• _ASSIGNMENT_: I would like every line of the records below that contains the word "ratio" copied.
╭─ DATA EXCERPTS
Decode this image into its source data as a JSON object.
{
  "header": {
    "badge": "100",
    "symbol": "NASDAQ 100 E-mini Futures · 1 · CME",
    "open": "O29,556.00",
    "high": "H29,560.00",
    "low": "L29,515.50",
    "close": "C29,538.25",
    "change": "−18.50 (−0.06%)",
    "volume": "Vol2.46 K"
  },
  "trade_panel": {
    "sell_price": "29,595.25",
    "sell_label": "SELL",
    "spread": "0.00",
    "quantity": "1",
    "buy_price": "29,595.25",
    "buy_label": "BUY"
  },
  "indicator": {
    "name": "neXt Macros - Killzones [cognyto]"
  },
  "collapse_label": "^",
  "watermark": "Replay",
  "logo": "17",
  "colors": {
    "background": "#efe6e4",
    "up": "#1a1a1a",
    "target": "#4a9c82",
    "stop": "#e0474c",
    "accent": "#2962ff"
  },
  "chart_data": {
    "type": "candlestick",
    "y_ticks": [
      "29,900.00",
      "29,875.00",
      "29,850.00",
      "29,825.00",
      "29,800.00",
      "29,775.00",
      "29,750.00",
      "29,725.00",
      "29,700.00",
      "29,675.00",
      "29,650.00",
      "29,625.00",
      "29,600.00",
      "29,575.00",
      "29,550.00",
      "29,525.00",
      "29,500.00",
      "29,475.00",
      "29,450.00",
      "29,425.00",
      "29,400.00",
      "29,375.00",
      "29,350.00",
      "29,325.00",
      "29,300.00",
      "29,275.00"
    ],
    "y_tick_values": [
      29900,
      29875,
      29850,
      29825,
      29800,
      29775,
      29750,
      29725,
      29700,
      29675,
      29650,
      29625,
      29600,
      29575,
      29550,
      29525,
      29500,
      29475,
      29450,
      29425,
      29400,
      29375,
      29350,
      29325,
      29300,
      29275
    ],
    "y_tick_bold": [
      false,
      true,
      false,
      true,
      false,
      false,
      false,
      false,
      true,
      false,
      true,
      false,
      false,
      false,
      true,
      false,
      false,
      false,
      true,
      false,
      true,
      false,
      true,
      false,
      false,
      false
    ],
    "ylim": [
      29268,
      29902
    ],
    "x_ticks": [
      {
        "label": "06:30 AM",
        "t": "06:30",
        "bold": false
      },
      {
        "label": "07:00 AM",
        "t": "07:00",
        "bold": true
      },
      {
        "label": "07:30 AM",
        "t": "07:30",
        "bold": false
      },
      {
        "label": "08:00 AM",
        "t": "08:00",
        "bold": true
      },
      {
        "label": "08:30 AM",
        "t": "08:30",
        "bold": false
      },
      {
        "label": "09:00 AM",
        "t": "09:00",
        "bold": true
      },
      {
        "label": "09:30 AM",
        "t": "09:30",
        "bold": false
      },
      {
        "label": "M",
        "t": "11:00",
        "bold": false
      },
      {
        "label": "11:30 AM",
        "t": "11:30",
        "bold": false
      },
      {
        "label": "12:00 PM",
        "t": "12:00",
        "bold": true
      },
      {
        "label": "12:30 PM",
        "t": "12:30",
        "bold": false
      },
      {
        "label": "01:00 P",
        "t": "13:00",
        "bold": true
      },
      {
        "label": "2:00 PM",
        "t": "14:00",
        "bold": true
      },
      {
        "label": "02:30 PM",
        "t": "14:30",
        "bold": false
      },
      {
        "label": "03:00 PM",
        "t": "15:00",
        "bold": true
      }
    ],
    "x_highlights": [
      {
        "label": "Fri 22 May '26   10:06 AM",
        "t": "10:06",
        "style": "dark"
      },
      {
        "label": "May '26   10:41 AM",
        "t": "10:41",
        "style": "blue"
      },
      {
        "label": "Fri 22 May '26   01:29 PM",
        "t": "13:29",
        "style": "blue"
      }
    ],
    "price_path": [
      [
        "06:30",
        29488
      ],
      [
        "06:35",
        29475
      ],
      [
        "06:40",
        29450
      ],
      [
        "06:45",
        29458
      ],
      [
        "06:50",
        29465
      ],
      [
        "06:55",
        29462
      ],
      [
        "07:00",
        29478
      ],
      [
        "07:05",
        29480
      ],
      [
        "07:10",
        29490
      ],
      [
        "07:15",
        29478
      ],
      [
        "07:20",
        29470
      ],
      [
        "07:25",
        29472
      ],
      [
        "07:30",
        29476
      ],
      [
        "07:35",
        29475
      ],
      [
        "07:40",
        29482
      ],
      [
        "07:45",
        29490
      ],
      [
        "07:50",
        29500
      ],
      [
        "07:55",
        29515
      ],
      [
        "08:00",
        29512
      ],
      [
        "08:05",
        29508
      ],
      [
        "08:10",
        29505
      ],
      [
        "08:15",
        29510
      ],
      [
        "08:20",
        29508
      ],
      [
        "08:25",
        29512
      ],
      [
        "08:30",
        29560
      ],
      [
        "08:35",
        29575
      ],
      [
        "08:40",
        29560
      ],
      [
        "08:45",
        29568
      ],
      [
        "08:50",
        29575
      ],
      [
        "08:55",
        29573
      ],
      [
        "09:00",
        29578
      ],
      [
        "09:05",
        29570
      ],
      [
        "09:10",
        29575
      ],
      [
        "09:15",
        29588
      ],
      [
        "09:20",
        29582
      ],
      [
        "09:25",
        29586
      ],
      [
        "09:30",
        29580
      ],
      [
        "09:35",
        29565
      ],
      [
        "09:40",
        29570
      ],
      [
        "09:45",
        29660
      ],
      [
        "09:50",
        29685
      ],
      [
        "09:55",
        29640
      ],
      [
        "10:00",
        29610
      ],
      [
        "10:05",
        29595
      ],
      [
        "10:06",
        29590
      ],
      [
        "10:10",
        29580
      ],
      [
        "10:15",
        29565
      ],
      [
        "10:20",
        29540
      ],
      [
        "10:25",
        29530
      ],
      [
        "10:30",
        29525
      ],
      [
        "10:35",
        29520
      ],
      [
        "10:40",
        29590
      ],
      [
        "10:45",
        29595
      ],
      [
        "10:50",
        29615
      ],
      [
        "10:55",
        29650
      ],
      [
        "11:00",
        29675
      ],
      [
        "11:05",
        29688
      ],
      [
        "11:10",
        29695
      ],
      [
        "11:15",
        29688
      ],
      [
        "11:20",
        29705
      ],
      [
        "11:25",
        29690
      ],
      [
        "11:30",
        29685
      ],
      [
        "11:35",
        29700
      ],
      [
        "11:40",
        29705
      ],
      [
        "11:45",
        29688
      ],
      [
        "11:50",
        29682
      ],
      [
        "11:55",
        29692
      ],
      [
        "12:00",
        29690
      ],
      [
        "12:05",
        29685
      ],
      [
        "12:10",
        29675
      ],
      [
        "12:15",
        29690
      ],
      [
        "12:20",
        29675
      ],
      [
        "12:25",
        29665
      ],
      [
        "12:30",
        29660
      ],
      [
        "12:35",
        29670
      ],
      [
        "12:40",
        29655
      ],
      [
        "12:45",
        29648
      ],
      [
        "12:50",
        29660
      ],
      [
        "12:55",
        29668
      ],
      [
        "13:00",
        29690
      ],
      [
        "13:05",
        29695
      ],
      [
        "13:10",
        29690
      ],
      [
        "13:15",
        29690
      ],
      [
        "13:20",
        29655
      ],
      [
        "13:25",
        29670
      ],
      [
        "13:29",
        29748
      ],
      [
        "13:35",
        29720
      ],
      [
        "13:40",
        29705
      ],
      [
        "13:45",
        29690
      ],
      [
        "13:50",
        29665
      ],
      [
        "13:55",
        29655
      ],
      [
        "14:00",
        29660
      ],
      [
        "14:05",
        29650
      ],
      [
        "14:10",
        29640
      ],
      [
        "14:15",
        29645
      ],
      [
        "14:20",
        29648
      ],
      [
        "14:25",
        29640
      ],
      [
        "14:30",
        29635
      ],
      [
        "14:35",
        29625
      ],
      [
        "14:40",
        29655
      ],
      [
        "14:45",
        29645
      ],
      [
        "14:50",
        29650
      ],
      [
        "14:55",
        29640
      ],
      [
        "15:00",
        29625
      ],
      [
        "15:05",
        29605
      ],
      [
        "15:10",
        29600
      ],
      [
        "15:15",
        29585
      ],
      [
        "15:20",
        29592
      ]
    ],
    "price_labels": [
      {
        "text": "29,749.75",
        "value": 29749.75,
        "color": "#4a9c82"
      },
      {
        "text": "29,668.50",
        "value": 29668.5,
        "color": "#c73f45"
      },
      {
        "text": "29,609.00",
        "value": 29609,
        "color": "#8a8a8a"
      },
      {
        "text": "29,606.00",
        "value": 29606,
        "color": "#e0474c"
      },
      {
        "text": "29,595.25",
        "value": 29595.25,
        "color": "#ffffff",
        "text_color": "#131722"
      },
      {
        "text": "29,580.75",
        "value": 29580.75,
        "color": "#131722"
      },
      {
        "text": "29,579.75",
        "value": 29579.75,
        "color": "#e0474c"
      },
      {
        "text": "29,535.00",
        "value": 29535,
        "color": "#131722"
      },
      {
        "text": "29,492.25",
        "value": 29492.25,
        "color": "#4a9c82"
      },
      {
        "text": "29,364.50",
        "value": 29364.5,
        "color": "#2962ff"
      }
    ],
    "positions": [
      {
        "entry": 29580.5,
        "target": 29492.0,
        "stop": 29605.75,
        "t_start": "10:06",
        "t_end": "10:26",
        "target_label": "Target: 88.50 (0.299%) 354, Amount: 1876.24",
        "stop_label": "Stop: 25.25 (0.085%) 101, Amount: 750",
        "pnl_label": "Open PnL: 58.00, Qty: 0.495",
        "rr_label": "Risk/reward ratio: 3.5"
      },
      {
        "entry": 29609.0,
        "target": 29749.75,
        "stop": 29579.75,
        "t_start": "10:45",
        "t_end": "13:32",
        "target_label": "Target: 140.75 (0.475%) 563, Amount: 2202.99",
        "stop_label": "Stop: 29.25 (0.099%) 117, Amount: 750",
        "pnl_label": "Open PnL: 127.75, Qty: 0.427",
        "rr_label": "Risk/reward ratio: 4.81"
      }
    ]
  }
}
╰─
• _SOLUTION TO THIS TASK_:
        "rr_label": "Risk/reward ratio: 3.5"
        "rr_label": "Risk/reward ratio: 4.81"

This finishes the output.